Historic Classic Concert isn’t Thompson’s first live LP from this period – or even, for that matter, his first such album recorded at the Rock City club in Nottingham, England, in November 1986: another concert CD from that place and time appeared in 2020. However, the 21-track new release repeats only seven numbers from the earlier one, and it comes loaded with the incendiary guitar work, stellar material, and passionate vocals that have marked Thompson’s entire career.
Fats Domino, The Best Of/Live. Fats Domino, an influential legend of early rock and roll, deserves better than this release.

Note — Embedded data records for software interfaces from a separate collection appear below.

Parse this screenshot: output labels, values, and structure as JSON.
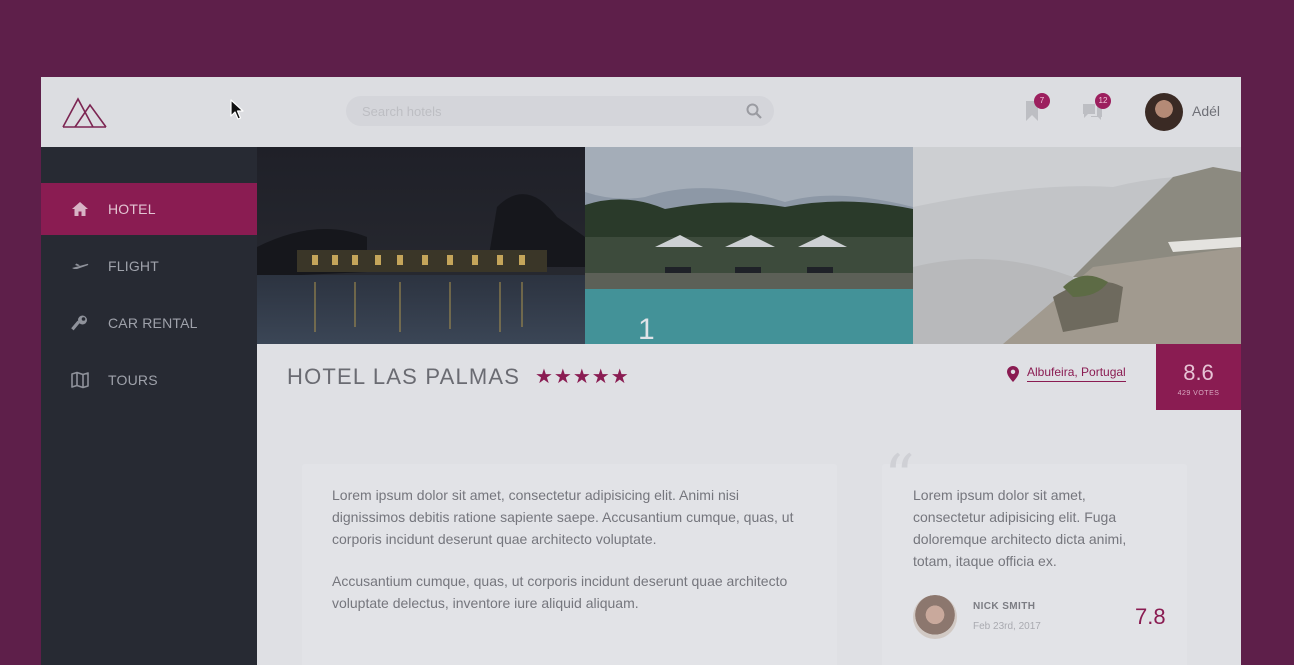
{
  "brand": {
    "accent": "#8a1c52",
    "logo": "mountain-logo-icon"
  },
  "header": {
    "search_placeholder": "Search hotels",
    "bookmarks_badge": "7",
    "messages_badge": "12",
    "user_name": "Adél"
  },
  "sidebar": {
    "items": [
      {
        "label": "HOTEL",
        "icon": "home-icon",
        "active": true
      },
      {
        "label": "FLIGHT",
        "icon": "plane-icon",
        "active": false
      },
      {
        "label": "CAR RENTAL",
        "icon": "wrench-icon",
        "active": false
      },
      {
        "label": "TOURS",
        "icon": "map-icon",
        "active": false
      }
    ]
  },
  "gallery": {
    "current_slide": "1"
  },
  "hotel": {
    "name": "HOTEL LAS PALMAS",
    "stars": "★★★★★",
    "location": "Albufeira, Portugal",
    "score": "8.6",
    "votes": "429 VOTES"
  },
  "description": {
    "p1": "Lorem ipsum dolor sit amet, consectetur adipisicing elit. Animi nisi dignissimos debitis ratione sapiente saepe. Accusantium cumque, quas, ut corporis incidunt deserunt quae architecto voluptate.",
    "p2": "Accusantium cumque, quas, ut corporis incidunt deserunt quae architecto voluptate delectus, inventore iure aliquid aliquam."
  },
  "review": {
    "text": "Lorem ipsum dolor sit amet, consectetur adipisicing elit. Fuga doloremque architecto dicta animi, totam, itaque officia ex.",
    "author": "NICK SMITH",
    "date": "Feb 23rd, 2017",
    "score": "7.8"
  }
}
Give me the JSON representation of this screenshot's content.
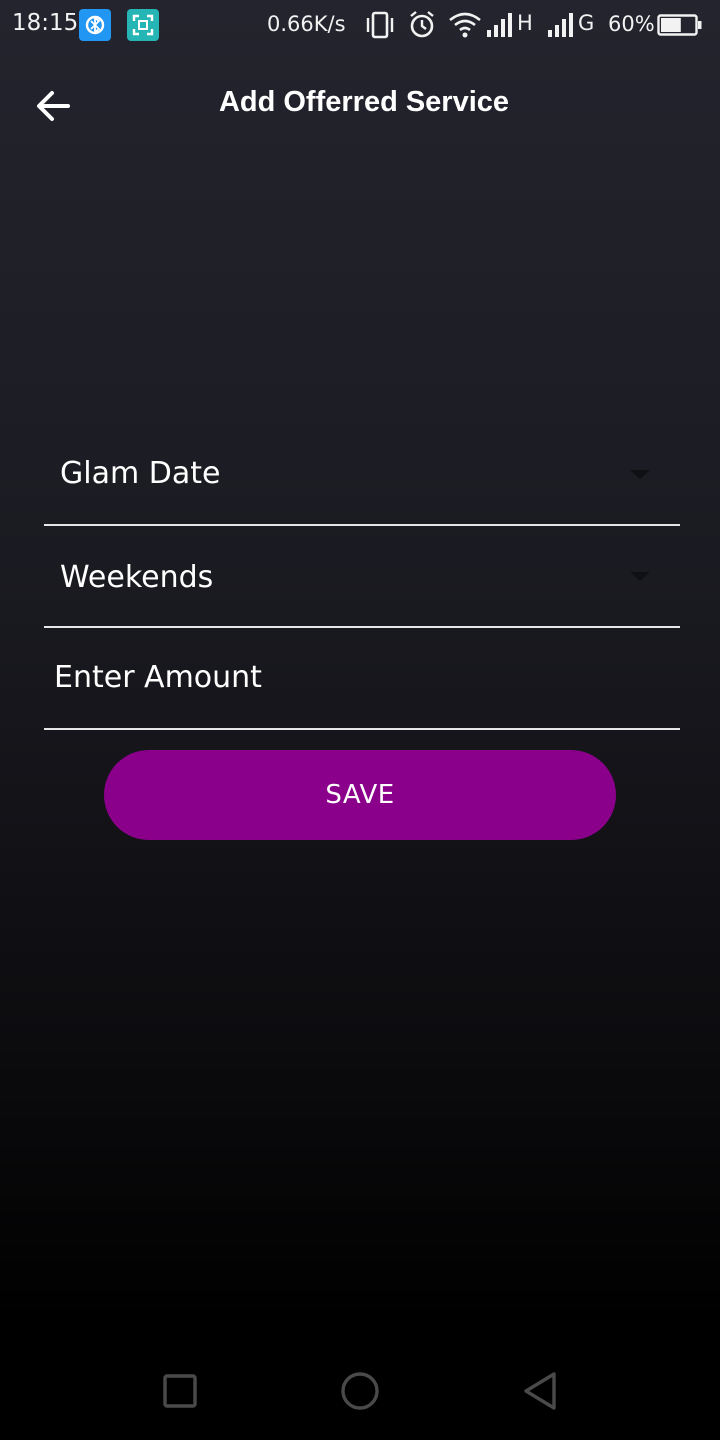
{
  "status_bar": {
    "time": "18:15",
    "net_speed": "0.66K/s",
    "signal1_label": "H",
    "signal2_label": "G",
    "battery": "60%",
    "battery_level": 0.6,
    "icons": [
      "app-bluetooth-icon",
      "app-scan-icon",
      "vibrate-icon",
      "alarm-icon",
      "wifi-icon",
      "signal-icon",
      "signal-icon",
      "battery-icon"
    ]
  },
  "header": {
    "title": "Add Offerred Service",
    "back_icon": "arrow-left-icon"
  },
  "form": {
    "service_select": {
      "value": "Glam Date",
      "icon": "dropdown-arrow-icon"
    },
    "schedule_select": {
      "value": "Weekends",
      "icon": "dropdown-arrow-icon"
    },
    "amount_input": {
      "placeholder": "Enter Amount",
      "value": ""
    },
    "save_label": "SAVE"
  },
  "nav_bar": {
    "icons": [
      "recent-apps-icon",
      "home-icon",
      "back-icon"
    ]
  },
  "colors": {
    "accent": "#8b008b",
    "background_top": "#24242e",
    "background_bottom": "#000000",
    "divider": "#e6e6e6"
  }
}
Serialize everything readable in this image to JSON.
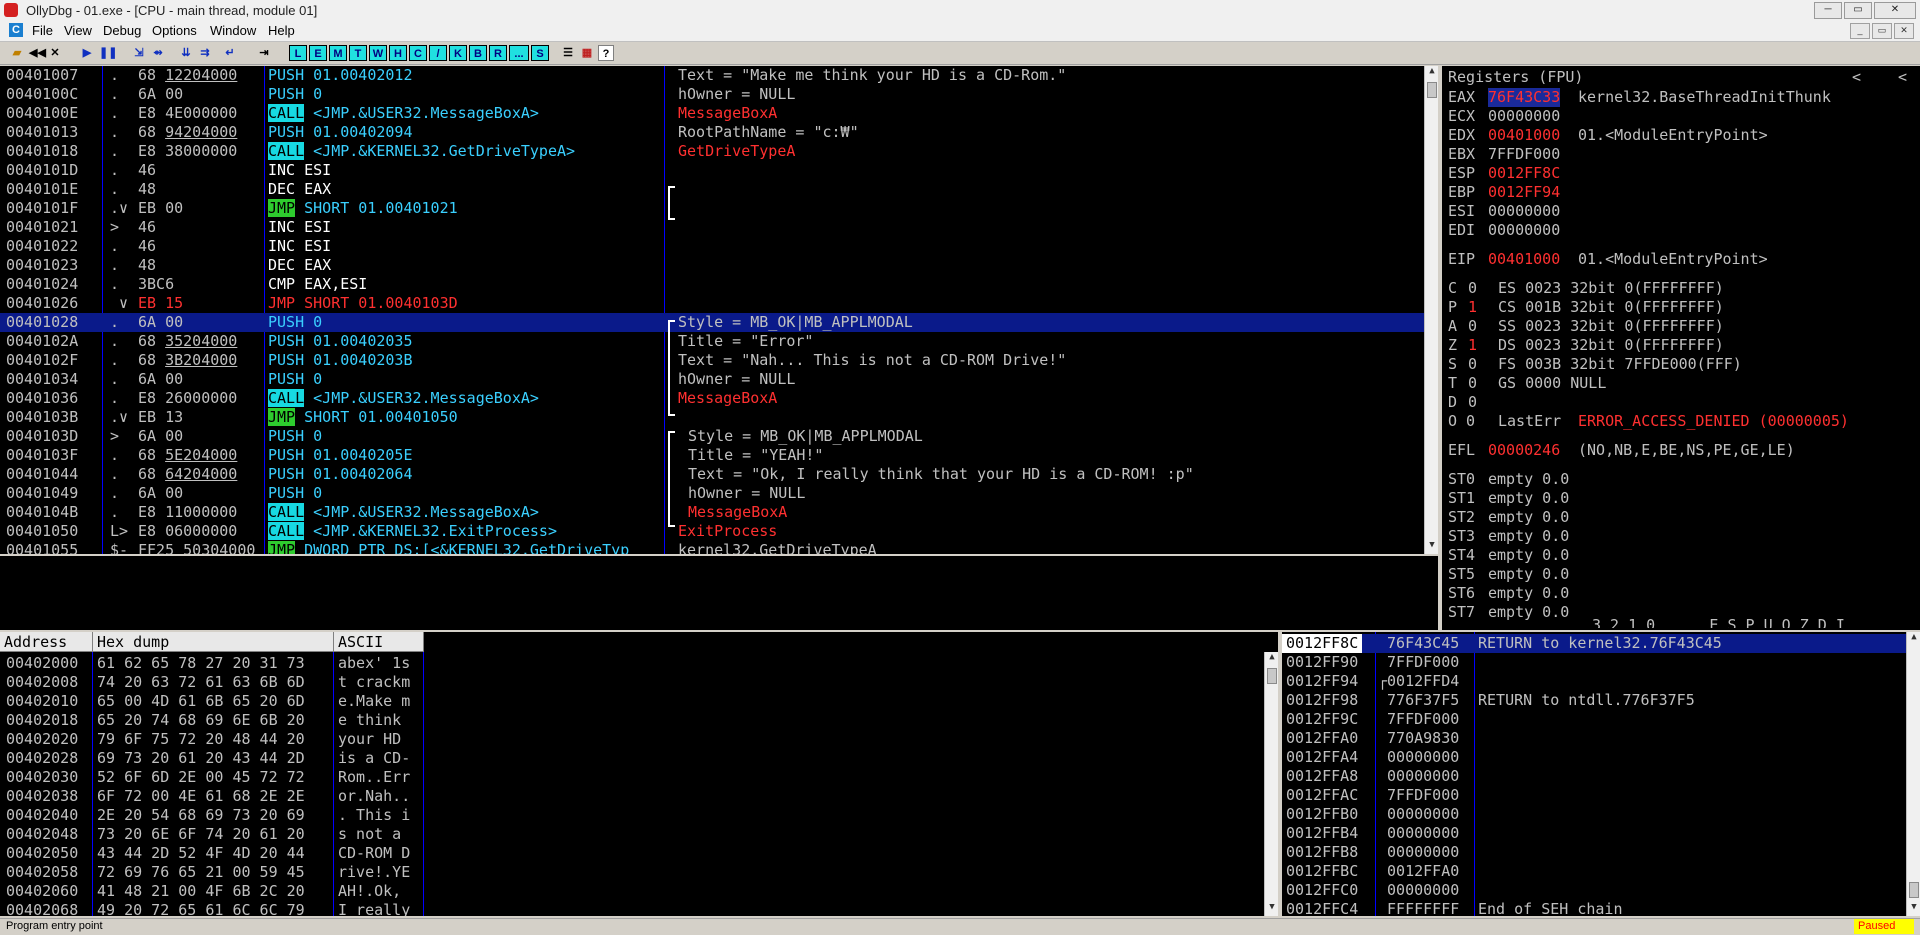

Though a few major pop hits, such as “I’m Walkin’” and “Be My Guest,” are missing, the set does embrace many of his best-known numbers, including “Ain’t That a Shame,” “Blueberry Hill,” “My Blue Heaven,” “Walking to New Orleans,” and “Blue Monday.” But Domino’s vocals are not always his best here, nor are they always well mixed.
Moreover, there’s little sense that you’re listening to a concert: there are no spoken intros, and any audience response has been edited out. Also, this two-disc set—which has a total playing time of 72 minutes and could have easily fit onto one CD – contains no discographic information aside from a mice-type mention that the material was recorded in 1987 in the U.S. (Most likely, it was patched together from shows in multiple venues.)
You’d be better off with an album such as Live at Montreux (1974) or Live from Austin, TX (2006, and the source of the video clip below).